The day is designed to help students sharpen skills, reinforce what they have already learned and simply make mathematics fun. In preparing her lessons, Rhodes gathered items like modeling clay, dice and cups for stacking games. It’s what she calls ‘sneaky learning.’
“There were one or two who came in and said, ‘This day is going to be boring!’ and they were not happy that they were going to be doing math all day, but then they are the ones who have gotten very into these activities.”
Rising first grader Lily Symonds from University School in Johnson City, Tennessee, was not one who was dreading the class. She said she thought it would be fun. “We played with some beads and made bracelets,” Symonds shared. “In part of my bracelet, I made a pattern: pink, blue, pink, blue, pink, blue.”

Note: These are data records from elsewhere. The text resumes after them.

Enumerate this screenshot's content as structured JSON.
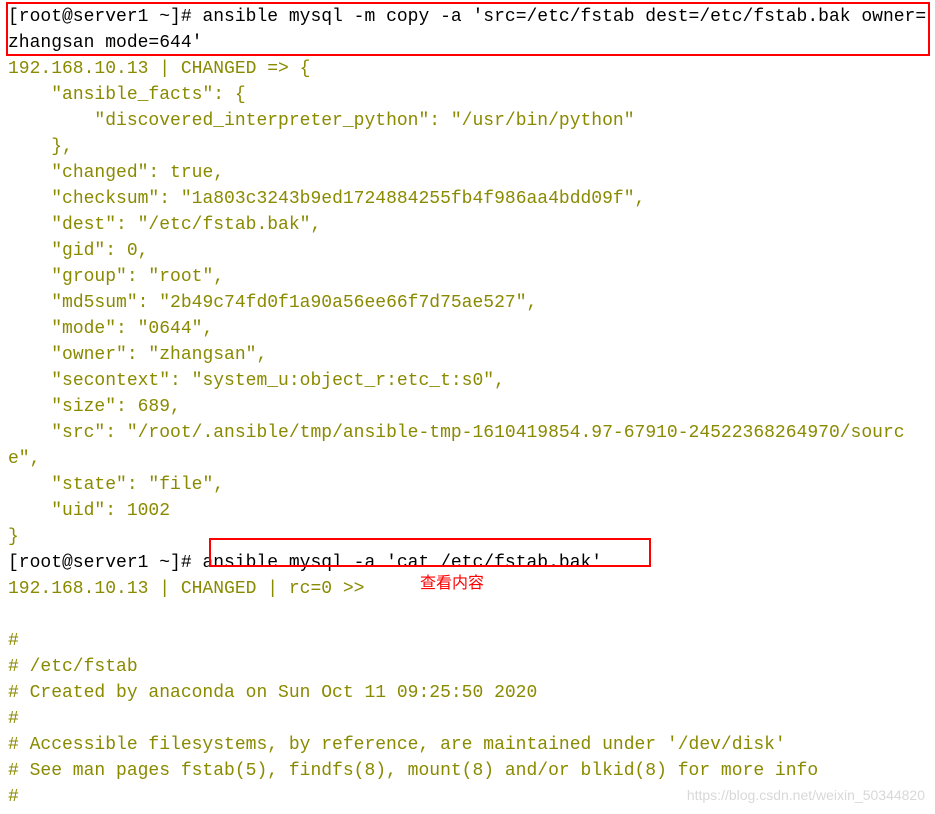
{
  "prompt1": {
    "prefix": "[root@server1 ~]# ",
    "command": "ansible mysql -m copy -a 'src=/etc/fstab dest=/etc/fstab.bak owner=zhangsan mode=644'"
  },
  "output1": {
    "host_line": "192.168.10.13 | CHANGED => {",
    "facts_open": "    \"ansible_facts\": {",
    "facts_interp": "        \"discovered_interpreter_python\": \"/usr/bin/python\"",
    "facts_close": "    },",
    "changed": "    \"changed\": true,",
    "checksum": "    \"checksum\": \"1a803c3243b9ed1724884255fb4f986aa4bdd09f\",",
    "dest": "    \"dest\": \"/etc/fstab.bak\",",
    "gid": "    \"gid\": 0,",
    "group": "    \"group\": \"root\",",
    "md5sum": "    \"md5sum\": \"2b49c74fd0f1a90a56ee66f7d75ae527\",",
    "mode": "    \"mode\": \"0644\",",
    "owner": "    \"owner\": \"zhangsan\",",
    "secontext": "    \"secontext\": \"system_u:object_r:etc_t:s0\",",
    "size": "    \"size\": 689,",
    "src": "    \"src\": \"/root/.ansible/tmp/ansible-tmp-1610419854.97-67910-24522368264970/source\",",
    "state": "    \"state\": \"file\",",
    "uid": "    \"uid\": 1002",
    "close": "}"
  },
  "prompt2": {
    "prefix": "[root@server1 ~]# ",
    "command": "ansible mysql -a 'cat /etc/fstab.bak'"
  },
  "output2": {
    "host_line": "192.168.10.13 | CHANGED | rc=0 >>",
    "blank": "",
    "l1": "#",
    "l2": "# /etc/fstab",
    "l3": "# Created by anaconda on Sun Oct 11 09:25:50 2020",
    "l4": "#",
    "l5": "# Accessible filesystems, by reference, are maintained under '/dev/disk'",
    "l6": "# See man pages fstab(5), findfs(8), mount(8) and/or blkid(8) for more info",
    "l7": "#"
  },
  "annotation": "查看内容",
  "watermark": "https://blog.csdn.net/weixin_50344820"
}
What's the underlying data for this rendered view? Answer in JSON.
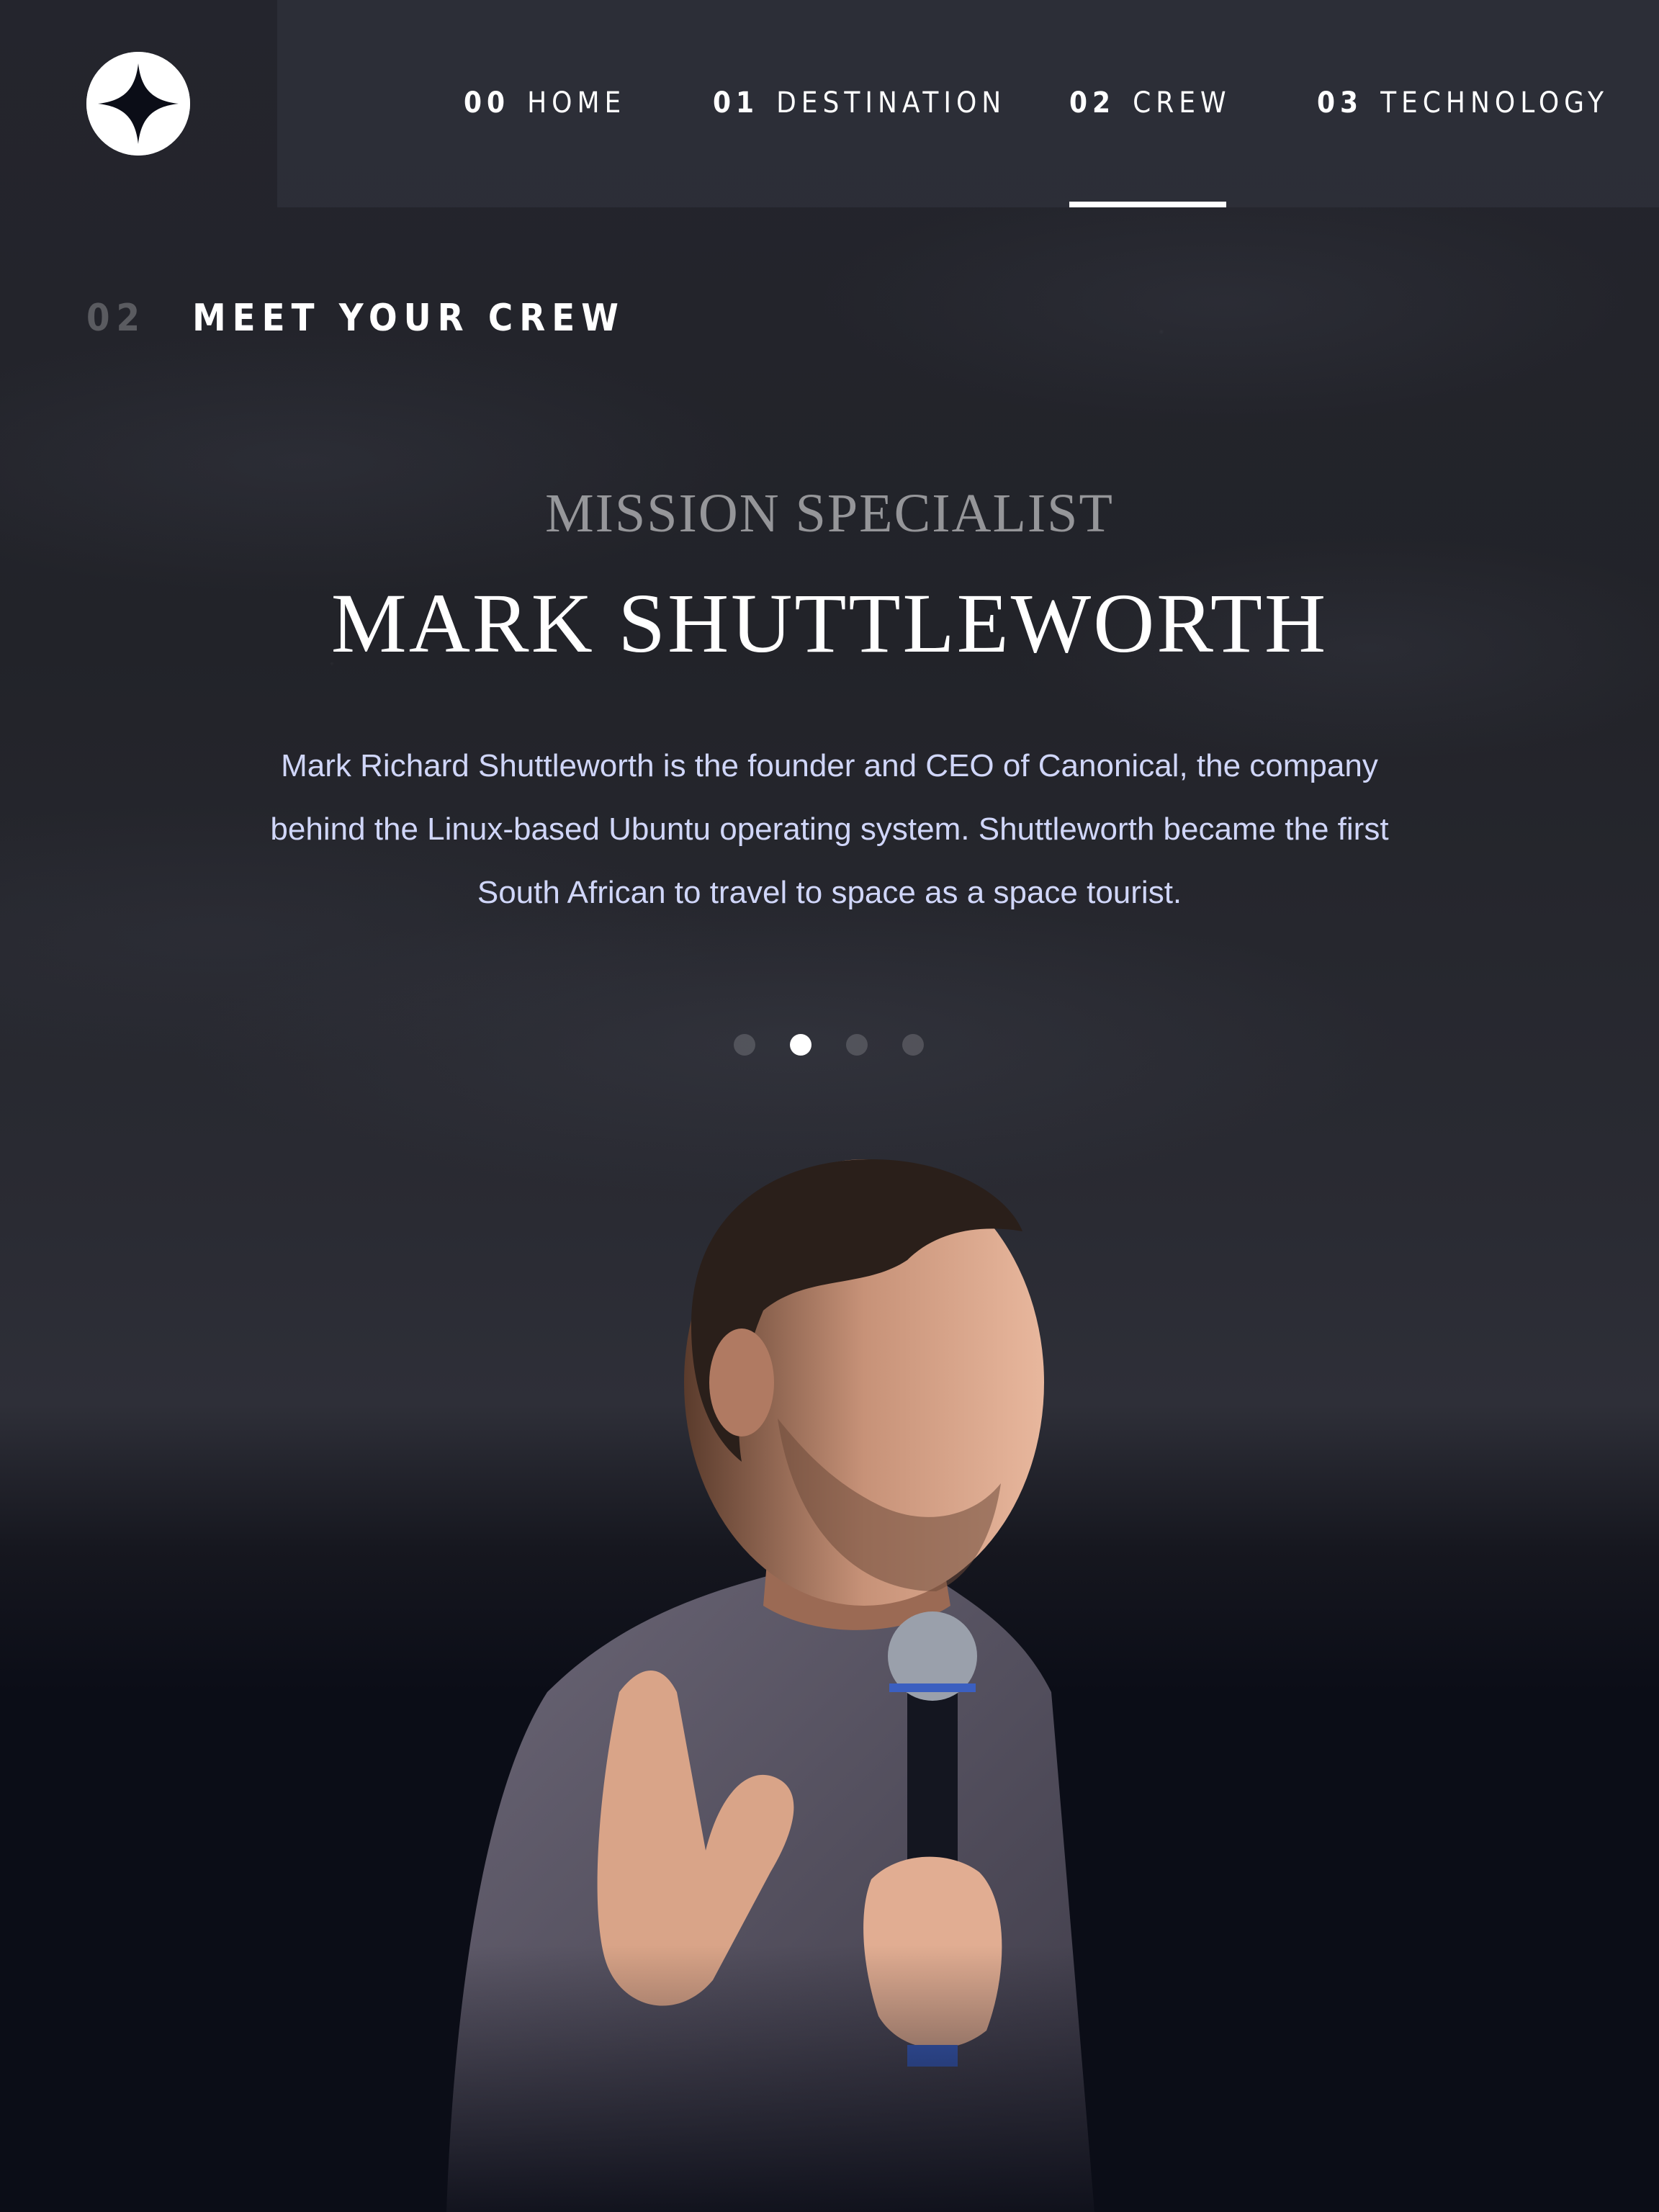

Rhodes told her Math Exploration Day students that math informs art through patterns and shapes. With the older students, she explained the Fibonnacci sequence, a sequence in which each number is the sum of the two preceding numbers, with a compass, construction paper, scissors and glue. Rising 6th grader Xavier Giles from Petros Joyner School in Oliver Springs, Tennessee, told us that activity was one of his favorites. “It’s a little bit different because in school it’s usually just worksheets,” Giles said explaining why he thought this course was more fun than what he typically learns in math. “We got more experiences on how to do things in different ways instead of just using a piece of paper and a pencil.”
From math history—how did people come up with numbers?—to measuring your height in paperclips, the day was full of connecting numbers and critical reasoning to engaging activities.
“The teacher said to make up a type of zero if you could make one. I did a zero and then made like a spiral, big and small, inside of it. And it ended up looking like an avocado!” laughed Symonds as she talked about one of her favorite moments.
Rhodes said she enjoyed the reminder that children can have fun as they’re learning math. “Hopefully, this helps to destigmatize math for some of the kids who hate math or say, ‘I am not a math person.’”
Giles told us he found the day to be worthwhile. “You should get all the education you can get,” he advised. When asked what he would have been doing if he didn’t attend Math Exploration Day, he grinned: “I’d probably be playing video games—wasting my mind.”
The Oak Ridge Institute for Science and Education (ORISE) is a U.S. Department of Energy (DOE) asset that is dedicated to enabling critical scientific, research, and health initiatives of the department and its laboratory system by providing world class expertise in STEM workforce development, scientific and technical reviews, and the evaluation of radiation exposure and environmental contamination.
ORISE is managed by ORAU, a 501(c)(3) nonprofit corporation and federal contractor, for DOE’s Office of Science. The single largest supporter of basic research in the physical sciences in the United States, the Office of Science is working to address some of the most pressing challenges of our time. For more information, please visit science.osti.gov.